(DATA EXCERPTS)

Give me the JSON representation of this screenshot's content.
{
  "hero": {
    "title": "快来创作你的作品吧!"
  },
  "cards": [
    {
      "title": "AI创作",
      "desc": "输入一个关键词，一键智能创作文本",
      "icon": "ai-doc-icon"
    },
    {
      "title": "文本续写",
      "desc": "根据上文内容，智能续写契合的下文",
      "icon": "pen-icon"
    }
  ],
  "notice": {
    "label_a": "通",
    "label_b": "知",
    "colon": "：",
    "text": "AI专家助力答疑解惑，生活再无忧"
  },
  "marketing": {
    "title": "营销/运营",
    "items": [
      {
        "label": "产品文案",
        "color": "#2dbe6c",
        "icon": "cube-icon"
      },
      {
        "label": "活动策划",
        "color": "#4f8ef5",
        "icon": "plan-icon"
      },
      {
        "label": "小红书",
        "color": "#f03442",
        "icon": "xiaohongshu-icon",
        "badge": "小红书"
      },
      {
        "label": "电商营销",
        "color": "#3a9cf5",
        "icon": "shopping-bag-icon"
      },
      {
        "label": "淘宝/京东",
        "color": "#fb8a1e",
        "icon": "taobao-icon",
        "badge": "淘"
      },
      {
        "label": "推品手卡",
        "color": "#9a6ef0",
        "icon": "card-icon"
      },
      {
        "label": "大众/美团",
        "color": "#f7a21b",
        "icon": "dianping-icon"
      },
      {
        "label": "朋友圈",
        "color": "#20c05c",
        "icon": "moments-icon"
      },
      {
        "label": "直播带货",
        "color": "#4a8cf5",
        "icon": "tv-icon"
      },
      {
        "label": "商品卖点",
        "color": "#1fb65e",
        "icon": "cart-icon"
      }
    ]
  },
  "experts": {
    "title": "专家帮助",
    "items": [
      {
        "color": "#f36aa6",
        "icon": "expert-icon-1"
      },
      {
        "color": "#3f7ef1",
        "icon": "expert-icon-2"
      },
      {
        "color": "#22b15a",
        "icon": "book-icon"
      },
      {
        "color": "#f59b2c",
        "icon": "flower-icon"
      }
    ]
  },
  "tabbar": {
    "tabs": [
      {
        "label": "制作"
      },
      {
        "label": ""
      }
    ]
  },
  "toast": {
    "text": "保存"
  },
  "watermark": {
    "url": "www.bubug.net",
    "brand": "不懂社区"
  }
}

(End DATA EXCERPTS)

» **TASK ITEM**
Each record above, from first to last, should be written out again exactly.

» **SOLUTION TO THIS PROBLEM**
Give me the JSON representation of this screenshot's content.
{
  "hero": {
    "title": "快来创作你的作品吧!"
  },
  "cards": [
    {
      "title": "AI创作",
      "desc": "输入一个关键词，一键智能创作文本",
      "icon": "ai-doc-icon"
    },
    {
      "title": "文本续写",
      "desc": "根据上文内容，智能续写契合的下文",
      "icon": "pen-icon"
    }
  ],
  "notice": {
    "label_a": "通",
    "label_b": "知",
    "colon": "：",
    "text": "AI专家助力答疑解惑，生活再无忧"
  },
  "marketing": {
    "title": "营销/运营",
    "items": [
      {
        "label": "产品文案",
        "color": "#2dbe6c",
        "icon": "cube-icon"
      },
      {
        "label": "活动策划",
        "color": "#4f8ef5",
        "icon": "plan-icon"
      },
      {
        "label": "小红书",
        "color": "#f03442",
        "icon": "xiaohongshu-icon",
        "badge": "小红书"
      },
      {
        "label": "电商营销",
        "color": "#3a9cf5",
        "icon": "shopping-bag-icon"
      },
      {
        "label": "淘宝/京东",
        "color": "#fb8a1e",
        "icon": "taobao-icon",
        "badge": "淘"
      },
      {
        "label": "推品手卡",
        "color": "#9a6ef0",
        "icon": "card-icon"
      },
      {
        "label": "大众/美团",
        "color": "#f7a21b",
        "icon": "dianping-icon"
      },
      {
        "label": "朋友圈",
        "color": "#20c05c",
        "icon": "moments-icon"
      },
      {
        "label": "直播带货",
        "color": "#4a8cf5",
        "icon": "tv-icon"
      },
      {
        "label": "商品卖点",
        "color": "#1fb65e",
        "icon": "cart-icon"
      }
    ]
  },
  "experts": {
    "title": "专家帮助",
    "items": [
      {
        "color": "#f36aa6",
        "icon": "expert-icon-1"
      },
      {
        "color": "#3f7ef1",
        "icon": "expert-icon-2"
      },
      {
        "color": "#22b15a",
        "icon": "book-icon"
      },
      {
        "color": "#f59b2c",
        "icon": "flower-icon"
      }
    ]
  },
  "tabbar": {
    "tabs": [
      {
        "label": "制作"
      },
      {
        "label": ""
      }
    ]
  },
  "toast": {
    "text": "保存"
  },
  "watermark": {
    "url": "www.bubug.net",
    "brand": "不懂社区"
  }
}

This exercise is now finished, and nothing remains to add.